Production

Cladding is a method of manufacturing pans with a heat conductive material (copper or aluminum), and then covering them with a non-reactive material like stainless steel. The copper or aluminum extends over the entire pan, not just in a disk on the base of the pan, so heat is more evenly distributed. 

Normally with copper pans, only the inside of the pan is clad so the attractive copper exterior is left exposed.  Some high-end cookware may be dubbed “dual-clad” which means the pot has a thick aluminum core for best heat diffusion, a thin stainless steel layer on the cooking surface, and a think copper layer on the outside of the pot for aesthetic purposes.

There are also “tri-clad” or “tri-ply” products where the aluminum core is extended up the sides of the pot or pan which prevents food from sticking or burning on the sides.
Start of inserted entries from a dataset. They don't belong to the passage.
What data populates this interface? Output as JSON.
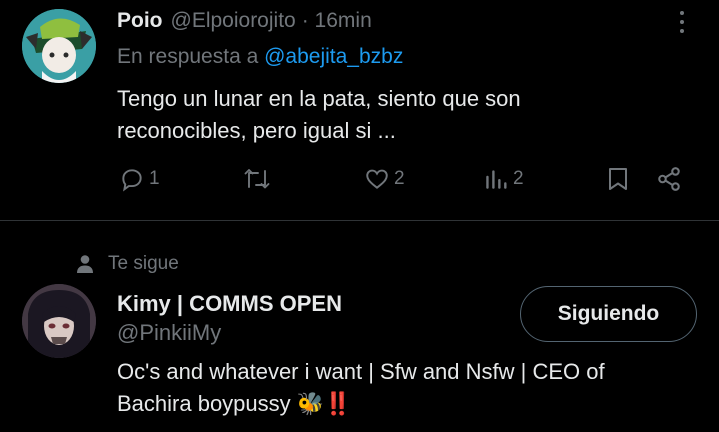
{
  "reply_tweet": {
    "author_name": "Poio",
    "author_handle": "@Elpoiorojito",
    "time": "· 16min",
    "reply_prefix": "En respuesta a",
    "reply_to": "@abejita_bzbz",
    "text_line1": "Tengo un lunar en la pata, siento que son",
    "text_line2": "reconocibles, pero igual si ...",
    "actions": {
      "replies": "1",
      "retweets": "",
      "likes": "2",
      "views": "2"
    }
  },
  "user_card": {
    "context": "Te sigue",
    "name": "Kimy | COMMS OPEN",
    "handle": "@PinkiiMy",
    "follow_button": "Siguiendo",
    "bio_line1": "Oc's and whatever i want | Sfw and Nsfw | CEO of",
    "bio_line2": "Bachira boypussy 🐝‼️"
  },
  "colors": {
    "background": "#000000",
    "text": "#e7e9ea",
    "muted": "#71767b",
    "link": "#1d9bf0",
    "divider": "#2f3336"
  }
}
Some pots & pans are marketed as “clad”, “jacketed” or “banded” but  only contain an "encapsulated disk bottom" or a disk of aluminum sandwiched (not welded) between steel on the pot or pan bottom. Encapsulated disk pans only work well if they are very shallow so the sides cannot burn food.  Encapsulated pots or pans may cause buzzing if used with an induction range (covered in Lesson 3: Food Preparation Basics, Topic 7: Food Preparation Equipment, Exercise 6: Stoves Ranges & Ovens) because the sandwiching, as opposed to welding, allows for microscopic movement of the plate which can lead to buzzing. Another manufacturing trick is cladding the outside of the pot or pan with a very thin layer of a more expensive metal like copper. These pots show very well, and the manufacturers charge a lot for them, but the very thin layer of metal does not really impact your cooking.

Purchasing

If you have a choice and have to choose one main pan, choose a fully dual-clad or tri-clad one. They cost more but they cook with better results and are more versatile.